# Break the distribution into 8 categories, (0, 25, 50,...) + leftover category
hist(x2, breaks = 15, xlim = c(-1, 201), ylim = c(0, 23))
abline(v = seq(0, 200, by = 25), col = "red", lwd = 2)
# Observed frequencies
cum_x2_obs <- sapply(seq(0, 200, by = 25), function(i) sum(x2 <= i))[-1]
x2_obs <- c(cum_x2_obs[1], diff(cum_x2_obs), 0)
x2_obs
# Expected frequencies
curve(expfit, col = 3, lwd = 2, from = 0, to = 201)
abline(h = 0, lwd = 1)
segments(seq(0, 200, by = 25), rep(0, 9), seq(0, 200, by = 25), expfit(seq(0, 200, by = 25)), col = 2, lwd = 2)
p_exp <- diff(pexp(seq(0, 200, by = 25), rate = lambdahat))
x2_exp <- 100*p_exp
c(x2_exp, 100 - sum(x2_exp))
# The probabilities don't sum to one so we add one extra category
# Degrees of freedom is "categories" - 1 - "est. parameters" = 9 - 1 - 1 = 7
pchisq(chisq.test(x2_obs, p = c(p_exp, 1 - sum(p_exp)))$statistic, df = 7, lower.tail = FALSE)
# No evidence against the null that the data comes from an exponential distribution
##########################
# X^2 test of homogeneity
# This data set provides information on the fate of passengers on the fatal maiden voyage
# of the ocean liner 'Titanic', summarized according to economic status (class), sex, age and survival.
Titanic
# Let's assume that the 1st, 2nd and 3rd class ticket amounts (and the crew size) were fixed and
# each category had a specific probability to survive
Titanic_2 <- margin.table(Titanic, c(1, 4))
Titanic_2
# Is the probability to survive the same in each category?
chisq.test(Titanic_2)
# Strong evidence against H0
##########################
# X^2 test of independence
# Cross-classification of a sample of British males according to each subject's
# occupational status and his father's occupational status.
occupationalStatus
heatmap(occupationalStatus, Colv = NA, Rowv = NA, revC = TRUE)
# Think: How would the heat map look
# if the two variables are independent?
# Are the occupational statuses of a father and his son independent?

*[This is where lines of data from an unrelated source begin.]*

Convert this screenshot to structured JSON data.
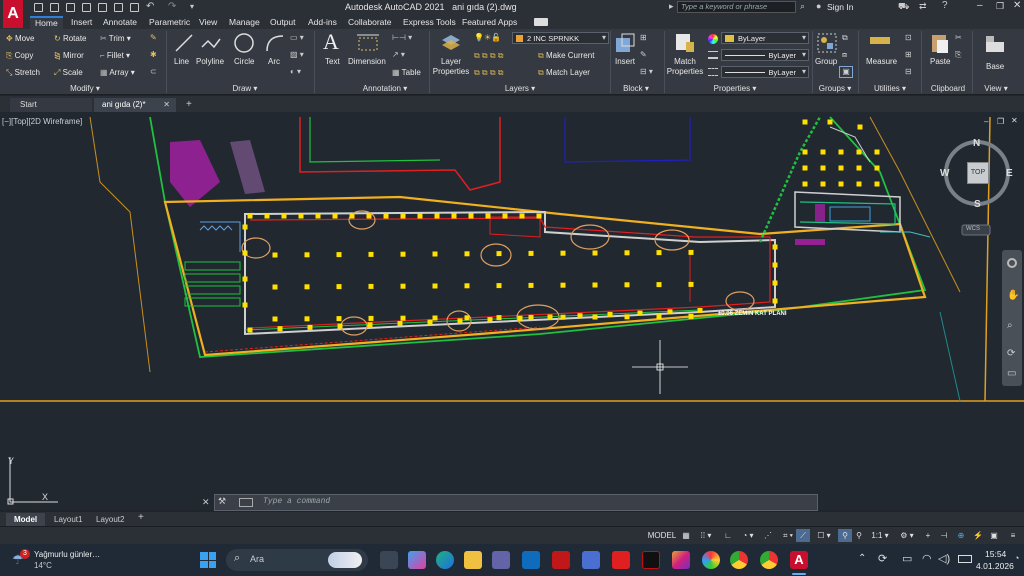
{
  "app": {
    "title": "Autodesk AutoCAD 2021",
    "document": "ani gıda (2).dwg",
    "search_placeholder": "Type a keyword or phrase",
    "sign_in": "Sign In"
  },
  "ribbon_tabs": [
    "Home",
    "Insert",
    "Annotate",
    "Parametric",
    "View",
    "Manage",
    "Output",
    "Add-ins",
    "Collaborate",
    "Express Tools",
    "Featured Apps"
  ],
  "modify": {
    "title": "Modify",
    "move": "Move",
    "rotate": "Rotate",
    "trim": "Trim",
    "copy": "Copy",
    "mirror": "Mirror",
    "fillet": "Fillet",
    "stretch": "Stretch",
    "scale": "Scale",
    "array": "Array"
  },
  "draw": {
    "title": "Draw",
    "line": "Line",
    "polyline": "Polyline",
    "circle": "Circle",
    "arc": "Arc"
  },
  "annotation": {
    "title": "Annotation",
    "text": "Text",
    "dimension": "Dimension",
    "table": "Table"
  },
  "layers": {
    "title": "Layers",
    "layer_properties": "Layer Properties",
    "current_layer": "2 INC SPRNKK",
    "make_current": "Make Current",
    "match_layer": "Match Layer"
  },
  "block": {
    "title": "Block",
    "insert": "Insert"
  },
  "properties": {
    "title": "Properties",
    "match": "Match Properties",
    "color": "ByLayer",
    "linetype": "ByLayer",
    "lineweight": "ByLayer"
  },
  "groups": {
    "title": "Groups",
    "group": "Group"
  },
  "utilities": {
    "title": "Utilities",
    "measure": "Measure"
  },
  "clipboard": {
    "title": "Clipboard",
    "paste": "Paste"
  },
  "view": {
    "title": "View",
    "base": "Base"
  },
  "file_tabs": {
    "start": "Start",
    "current": "ani gıda (2)*"
  },
  "viewport": {
    "label": "[−][Top][2D Wireframe]",
    "compass": {
      "n": "N",
      "s": "S",
      "e": "E",
      "w": "W",
      "top": "TOP"
    },
    "wcs": "WCS",
    "drawing_text": "±0.06 ZEMIN KAT PLANI"
  },
  "command": {
    "placeholder": "Type a command"
  },
  "layout_tabs": [
    "Model",
    "Layout1",
    "Layout2"
  ],
  "status": {
    "model": "MODEL",
    "scale": "1:1"
  },
  "taskbar": {
    "weather_title": "Yağmurlu günler…",
    "weather_temp": "14°C",
    "weather_badge": "3",
    "search": "Ara",
    "time": "15:54",
    "date": "4.01.2026"
  },
  "colors": {
    "accent": "#2d7fd8",
    "bg_canvas": "#212830",
    "ribbon": "#353a42",
    "autocad_red": "#c8102e"
  }
}
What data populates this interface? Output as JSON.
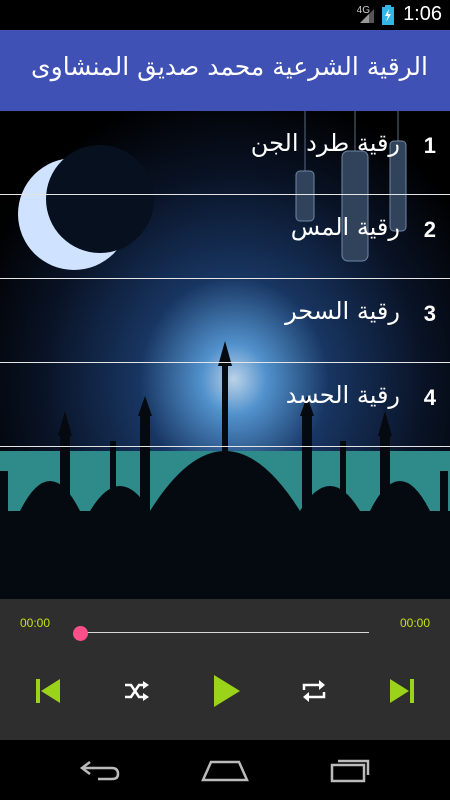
{
  "status": {
    "network": "4G",
    "time": "1:06"
  },
  "app": {
    "title": "الرقية الشرعية محمد صديق المنشاوى"
  },
  "tracks": [
    {
      "number": "1",
      "label": "رقية طرد الجن"
    },
    {
      "number": "2",
      "label": "رقية المس"
    },
    {
      "number": "3",
      "label": "رقية السحر"
    },
    {
      "number": "4",
      "label": "رقية الحسد"
    }
  ],
  "player": {
    "current_time": "00:00",
    "total_time": "00:00",
    "progress": 0
  },
  "colors": {
    "appbar": "#3f51b5",
    "accent": "#9bd31b",
    "seek_thumb": "#ff4f8b",
    "player_bg": "#2e2e2e"
  },
  "icons": {
    "controls": [
      "skip-previous-icon",
      "shuffle-icon",
      "play-icon",
      "repeat-icon",
      "skip-next-icon"
    ],
    "nav": [
      "back-icon",
      "home-icon",
      "recent-apps-icon"
    ]
  }
}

chisq.test(occupationalStatus)
# Strong evidence against H0
# (the warning has to do with some cell counts being very low,
# and the extreme classes could be combined to give a more reliable result)
##########################
# X^2 overfitting example
# Two samples, each representing counts from
# multinomial with n=1000 and p=(.25,.25,.25,.25).
p = c(.25, .25, .25, .25)
# First sample, really a random sample.
X = rmultinom(1, 1000, p)
X
# Second sample, not random but counts are "set"
# to almost equal the expected counts
Y = c(252, 248, 250, 250)
Y
chisq.test(X, p=p)
chisq.test(Y, p=p)
# Second test has statistic very close to zero,
# and very HIGH p-value. Suspicious? Was the data
# really random, and by miracle the counts were
# almost exactly the expected counts?